Why the city would want to take the kids away from Consuelo is even murkier. Consuelo has no intention of rejoining Shuber; even if she is guilty of failing to protect the kids from witnessing domestic violence, she has corrected the situation. Even Rochelle Yankwitt, the law guardian who represents the interests of the children in court, opposes the city in this case. “Ms. Fontaine has been a good parent,” Yankwitt insists. “She should have custody.” The therapist who interviewed Rosa in the aftermath of the alleged sexual exposure, Lisa Sanders of the Children’s Advocacy Center of Manhattan, apparently agrees. “It is recommended that a reassessment be done regarding the decision to name Mrs. Fontaine, the alleged victim in a domestic violence situation, a respondent on a neglect petition,” Sanders’s confidential report concluded.

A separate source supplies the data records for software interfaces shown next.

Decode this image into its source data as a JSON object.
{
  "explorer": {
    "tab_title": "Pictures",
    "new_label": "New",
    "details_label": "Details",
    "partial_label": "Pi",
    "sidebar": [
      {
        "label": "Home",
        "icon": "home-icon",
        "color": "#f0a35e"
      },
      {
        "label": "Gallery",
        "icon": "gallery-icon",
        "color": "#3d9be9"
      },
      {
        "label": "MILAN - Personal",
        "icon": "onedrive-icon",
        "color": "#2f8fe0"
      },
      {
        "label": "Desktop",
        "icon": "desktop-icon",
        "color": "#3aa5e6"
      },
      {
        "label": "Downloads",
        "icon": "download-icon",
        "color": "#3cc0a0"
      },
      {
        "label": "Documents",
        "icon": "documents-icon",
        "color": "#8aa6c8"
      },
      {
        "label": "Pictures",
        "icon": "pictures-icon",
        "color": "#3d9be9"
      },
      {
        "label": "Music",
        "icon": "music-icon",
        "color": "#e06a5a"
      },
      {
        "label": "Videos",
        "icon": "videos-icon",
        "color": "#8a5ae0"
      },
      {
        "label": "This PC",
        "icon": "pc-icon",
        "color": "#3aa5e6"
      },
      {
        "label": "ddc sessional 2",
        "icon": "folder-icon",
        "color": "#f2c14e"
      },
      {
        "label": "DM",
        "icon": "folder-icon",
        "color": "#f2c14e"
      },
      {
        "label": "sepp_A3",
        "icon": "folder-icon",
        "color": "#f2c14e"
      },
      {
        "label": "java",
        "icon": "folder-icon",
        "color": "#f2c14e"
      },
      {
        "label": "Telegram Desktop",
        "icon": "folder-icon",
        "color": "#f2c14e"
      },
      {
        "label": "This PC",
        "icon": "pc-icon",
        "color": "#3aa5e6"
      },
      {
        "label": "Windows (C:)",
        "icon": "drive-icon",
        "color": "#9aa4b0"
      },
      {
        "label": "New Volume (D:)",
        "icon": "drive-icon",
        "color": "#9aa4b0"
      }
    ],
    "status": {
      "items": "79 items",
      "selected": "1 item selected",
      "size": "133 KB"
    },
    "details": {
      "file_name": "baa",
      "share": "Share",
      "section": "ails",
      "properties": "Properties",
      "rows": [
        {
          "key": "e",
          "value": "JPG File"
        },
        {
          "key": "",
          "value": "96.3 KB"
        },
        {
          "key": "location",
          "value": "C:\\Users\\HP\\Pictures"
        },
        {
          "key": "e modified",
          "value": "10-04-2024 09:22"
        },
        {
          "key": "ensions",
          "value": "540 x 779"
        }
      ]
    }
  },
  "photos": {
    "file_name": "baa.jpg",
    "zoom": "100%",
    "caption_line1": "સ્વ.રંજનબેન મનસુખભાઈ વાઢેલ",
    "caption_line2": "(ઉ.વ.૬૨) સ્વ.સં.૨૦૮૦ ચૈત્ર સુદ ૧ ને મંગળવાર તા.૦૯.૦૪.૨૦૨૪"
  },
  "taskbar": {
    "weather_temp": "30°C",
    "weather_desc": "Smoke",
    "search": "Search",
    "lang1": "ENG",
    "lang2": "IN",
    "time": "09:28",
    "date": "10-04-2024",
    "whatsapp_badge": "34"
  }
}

As the case stands now, the kids are “paroled” to Consuelo, but “under ACS supervision.” That means ACS caseworker Kysha Jones drops by from time to time and questions the children, also making them strip down so that she can check for bruises or marks. Consuelo fears for the future. “I didn’t want to make this, what my husband did, something criminal,” Consuelo says. “I needed help. But don’t take my kids.”
Advocates for domestic violence victims, meanwhile, are watching, horrified, as their efforts to help women like Consuelo backfire in the city’s hands. “There is an increased awareness of the impact of domestic violence on children,” says Sanctuary for Families’s Leidholdt. “Advocates like us have worked toward that for years, but when that awareness meets an underfunded and poorly run bureaucracy, the result is a disaster.”
As the Voice went to press Monday night, the neglect case against the Fontaines was dismissed by a family court judge, who reprimanded ACS for providing insufficent evidence and using the word beating in an “inflammatory” way. ACS attorney Yvonne Humphrey made a statement formally protesting the decision.
Research assistance by Hillary Chute